The Aug. 14 Business article "Right at Home on the Road" by Raymund Flandez reads like a press release for the recreational vehicle industry.
In the first five months of 2004, RV sales have increased 37 percent. But RV campsites have not increased 37 percent in Virginia in 10 years. Most campsites were built decades ago, and many cannot accommodate a 40-foot-long motor home.
The 41-year-old air-conditioning maintenance worker cited in Flandez's story is making a bad investment in buying a $159,000 motor home if he is still working. He will probably use it fewer than 30 days a year.
Camping fees are going up at terrific rates. The only RV park near the District charges $50 or more per night, and all larger motor homes are charged the highest rate. Labor rates for RV repair run from $75 to $100 an hour. If any family can go camping for the summer for $500, I want to meet them.

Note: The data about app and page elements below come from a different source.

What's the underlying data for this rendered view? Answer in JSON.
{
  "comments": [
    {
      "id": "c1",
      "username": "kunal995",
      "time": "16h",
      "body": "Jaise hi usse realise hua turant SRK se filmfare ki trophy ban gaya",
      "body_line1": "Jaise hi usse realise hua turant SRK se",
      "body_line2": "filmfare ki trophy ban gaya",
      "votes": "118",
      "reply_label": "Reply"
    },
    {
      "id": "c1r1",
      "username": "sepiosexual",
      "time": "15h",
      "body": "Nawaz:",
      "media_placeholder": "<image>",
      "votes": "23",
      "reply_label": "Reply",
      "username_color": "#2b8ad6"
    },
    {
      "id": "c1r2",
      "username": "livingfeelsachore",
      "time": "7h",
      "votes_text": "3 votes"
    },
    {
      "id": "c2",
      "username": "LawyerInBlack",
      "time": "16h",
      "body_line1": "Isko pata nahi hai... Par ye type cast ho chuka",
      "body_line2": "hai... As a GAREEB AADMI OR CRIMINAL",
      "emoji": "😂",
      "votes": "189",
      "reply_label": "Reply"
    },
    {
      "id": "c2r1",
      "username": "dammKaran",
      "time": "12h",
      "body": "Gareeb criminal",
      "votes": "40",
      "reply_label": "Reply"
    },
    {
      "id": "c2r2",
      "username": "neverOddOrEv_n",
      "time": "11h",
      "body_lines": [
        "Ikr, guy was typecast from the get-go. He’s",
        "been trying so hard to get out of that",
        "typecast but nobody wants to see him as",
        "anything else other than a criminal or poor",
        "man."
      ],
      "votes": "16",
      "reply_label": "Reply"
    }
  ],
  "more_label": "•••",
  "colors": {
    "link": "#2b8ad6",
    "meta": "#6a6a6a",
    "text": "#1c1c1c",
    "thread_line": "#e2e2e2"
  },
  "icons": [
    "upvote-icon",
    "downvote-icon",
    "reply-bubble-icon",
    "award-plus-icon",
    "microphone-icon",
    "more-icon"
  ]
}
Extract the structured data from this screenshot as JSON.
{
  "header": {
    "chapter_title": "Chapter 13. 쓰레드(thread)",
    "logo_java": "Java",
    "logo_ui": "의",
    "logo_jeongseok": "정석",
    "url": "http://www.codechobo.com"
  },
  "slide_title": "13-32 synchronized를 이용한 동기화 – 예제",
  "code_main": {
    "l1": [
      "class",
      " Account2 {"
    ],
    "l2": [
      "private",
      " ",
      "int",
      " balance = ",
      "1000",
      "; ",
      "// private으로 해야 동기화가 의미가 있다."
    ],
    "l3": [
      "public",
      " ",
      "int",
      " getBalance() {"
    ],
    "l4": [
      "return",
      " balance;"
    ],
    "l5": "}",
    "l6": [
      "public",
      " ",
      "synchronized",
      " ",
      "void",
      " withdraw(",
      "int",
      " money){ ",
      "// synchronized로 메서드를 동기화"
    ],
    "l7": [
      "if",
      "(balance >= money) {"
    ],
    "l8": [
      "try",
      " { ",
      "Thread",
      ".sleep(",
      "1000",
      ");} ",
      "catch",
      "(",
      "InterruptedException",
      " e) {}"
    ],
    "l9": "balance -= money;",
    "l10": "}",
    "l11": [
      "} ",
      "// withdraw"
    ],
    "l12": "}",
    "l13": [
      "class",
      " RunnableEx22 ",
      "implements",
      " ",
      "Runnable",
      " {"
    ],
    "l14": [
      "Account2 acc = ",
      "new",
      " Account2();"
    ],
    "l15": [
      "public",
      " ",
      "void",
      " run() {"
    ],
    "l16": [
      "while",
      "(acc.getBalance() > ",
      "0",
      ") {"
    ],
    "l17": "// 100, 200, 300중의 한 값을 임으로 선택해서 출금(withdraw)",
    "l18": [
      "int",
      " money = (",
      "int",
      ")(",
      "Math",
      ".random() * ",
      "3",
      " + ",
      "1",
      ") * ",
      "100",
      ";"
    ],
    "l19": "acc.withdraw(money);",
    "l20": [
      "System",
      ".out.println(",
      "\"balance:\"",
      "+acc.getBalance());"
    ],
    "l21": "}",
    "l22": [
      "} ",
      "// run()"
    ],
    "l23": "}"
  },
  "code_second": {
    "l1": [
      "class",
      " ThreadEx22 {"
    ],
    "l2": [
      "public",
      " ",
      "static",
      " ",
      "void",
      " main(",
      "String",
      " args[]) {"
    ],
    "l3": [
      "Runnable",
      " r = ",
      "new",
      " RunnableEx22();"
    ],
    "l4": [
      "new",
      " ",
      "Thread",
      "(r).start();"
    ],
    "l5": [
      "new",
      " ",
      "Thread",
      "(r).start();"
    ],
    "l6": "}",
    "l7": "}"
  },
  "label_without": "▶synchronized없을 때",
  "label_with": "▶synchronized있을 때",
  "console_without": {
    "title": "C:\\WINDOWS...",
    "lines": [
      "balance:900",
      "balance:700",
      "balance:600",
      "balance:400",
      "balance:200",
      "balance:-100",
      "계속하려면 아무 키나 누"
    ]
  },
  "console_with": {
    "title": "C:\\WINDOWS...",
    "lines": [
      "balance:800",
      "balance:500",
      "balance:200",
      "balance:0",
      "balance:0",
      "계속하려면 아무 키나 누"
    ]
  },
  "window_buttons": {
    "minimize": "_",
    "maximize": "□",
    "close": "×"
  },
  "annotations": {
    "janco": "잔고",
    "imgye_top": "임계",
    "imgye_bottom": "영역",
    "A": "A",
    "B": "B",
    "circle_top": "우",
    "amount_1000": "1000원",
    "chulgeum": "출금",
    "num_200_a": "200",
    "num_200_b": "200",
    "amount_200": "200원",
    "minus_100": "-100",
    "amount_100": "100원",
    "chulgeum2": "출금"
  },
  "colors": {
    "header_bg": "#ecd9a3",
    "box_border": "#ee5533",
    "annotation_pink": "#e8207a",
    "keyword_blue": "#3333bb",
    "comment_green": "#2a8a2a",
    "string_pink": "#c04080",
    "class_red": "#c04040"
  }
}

There are a lot of other expenses. We are "full-time RVers" in a 40-foot diesel pusher that cost $157,000 in January 2003 and is now worth about $120,000. We keep good records. At a minimum we spend $2,000 per month. Campsites in Florida are scarce and expensive. Few state parks in Maryland allow pets, and 60 percent of RVers travel with pets.
Of course, we do love it. We have been to 49 states, all but two Canadian provinces and two-thirds of Mexico. But anyone contemplating enjoying the RV life should first go online and do some research. And they should get their information from RVers, not dealers, manufacturers or trade associations.
-- Bob Pence